I could not be more proud of all our members who made this bridge possible. You spent those countless hours thinking, planning, and doing. We woke up early and went to bed late. We stayed in the shop long after we were supposed to leave. We sacrificed our school breaks. We studied long into the night so that we could give more to our team. We spent hours designing and optimizing. We worked through our differences constructively. We were never afraid and as such, we can always say that we, as a team, made a final product that we can be proud of for the rest of our lives.
Everyone at competition behaved with the grace and kindness of people far beyond the typical maturity level of college students. Thank you for your resilience and flexibility in the face of unanticipated problems. An extra thank you to drivers and navigators–without you we would have gotten nowhere.
The leaders and I will come up with a list of those that we believe the team should pay for to attend competition. That will largely be based on finances because you all deserve to attend competition for what you have brought to this team. The latest is will be announced is at the General Meeting this Thursday. It is very important that you attend or read the minutes. From there, we will decide the logistics of how to get everyone there and who else from the team would like to go with the understanding that they would pay there own way.

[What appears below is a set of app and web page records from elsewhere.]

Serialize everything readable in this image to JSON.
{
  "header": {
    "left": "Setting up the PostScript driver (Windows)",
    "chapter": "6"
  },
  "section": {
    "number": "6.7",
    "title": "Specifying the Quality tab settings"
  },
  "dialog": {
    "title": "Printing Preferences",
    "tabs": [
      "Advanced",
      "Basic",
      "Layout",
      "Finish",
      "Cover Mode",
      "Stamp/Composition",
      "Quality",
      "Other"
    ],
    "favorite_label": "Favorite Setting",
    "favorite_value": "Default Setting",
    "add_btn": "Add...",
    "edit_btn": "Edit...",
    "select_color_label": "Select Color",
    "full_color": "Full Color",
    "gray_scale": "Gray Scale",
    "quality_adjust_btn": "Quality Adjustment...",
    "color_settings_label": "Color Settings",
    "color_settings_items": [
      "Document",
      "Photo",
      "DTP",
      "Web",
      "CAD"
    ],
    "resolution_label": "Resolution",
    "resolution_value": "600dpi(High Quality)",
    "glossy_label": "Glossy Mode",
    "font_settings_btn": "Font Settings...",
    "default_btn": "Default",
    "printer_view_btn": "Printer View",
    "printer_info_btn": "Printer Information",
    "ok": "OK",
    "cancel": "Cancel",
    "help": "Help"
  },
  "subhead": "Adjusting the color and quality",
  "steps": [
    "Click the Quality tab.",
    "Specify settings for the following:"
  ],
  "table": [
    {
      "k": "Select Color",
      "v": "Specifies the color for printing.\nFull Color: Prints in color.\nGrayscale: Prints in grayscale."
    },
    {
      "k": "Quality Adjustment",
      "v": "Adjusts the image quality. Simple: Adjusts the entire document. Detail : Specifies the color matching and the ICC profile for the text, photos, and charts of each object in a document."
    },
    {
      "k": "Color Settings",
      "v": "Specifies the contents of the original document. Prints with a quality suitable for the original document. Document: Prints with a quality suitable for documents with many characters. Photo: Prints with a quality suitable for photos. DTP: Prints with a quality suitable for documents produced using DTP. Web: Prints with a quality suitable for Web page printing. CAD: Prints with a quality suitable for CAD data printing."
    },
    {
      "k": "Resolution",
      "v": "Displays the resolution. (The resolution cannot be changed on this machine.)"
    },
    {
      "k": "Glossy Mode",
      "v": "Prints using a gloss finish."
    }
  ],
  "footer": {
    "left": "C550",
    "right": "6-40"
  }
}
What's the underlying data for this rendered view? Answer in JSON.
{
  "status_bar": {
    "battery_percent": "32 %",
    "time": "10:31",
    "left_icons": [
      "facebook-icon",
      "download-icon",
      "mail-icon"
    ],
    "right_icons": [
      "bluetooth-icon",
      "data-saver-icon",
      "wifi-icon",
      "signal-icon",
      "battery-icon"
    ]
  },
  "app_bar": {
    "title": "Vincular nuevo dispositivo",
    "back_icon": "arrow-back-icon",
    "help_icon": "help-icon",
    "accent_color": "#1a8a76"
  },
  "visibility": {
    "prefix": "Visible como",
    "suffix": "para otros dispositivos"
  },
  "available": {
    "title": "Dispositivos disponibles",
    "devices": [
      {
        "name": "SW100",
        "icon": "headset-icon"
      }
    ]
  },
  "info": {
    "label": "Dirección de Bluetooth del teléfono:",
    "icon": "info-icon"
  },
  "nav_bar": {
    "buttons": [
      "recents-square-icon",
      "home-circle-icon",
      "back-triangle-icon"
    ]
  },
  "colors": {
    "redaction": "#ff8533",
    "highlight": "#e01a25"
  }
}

It has been and continues to be my honor to work with you as people and engineers.
Thank you,

Now it’s on to Seattle, May 31st – June 1st!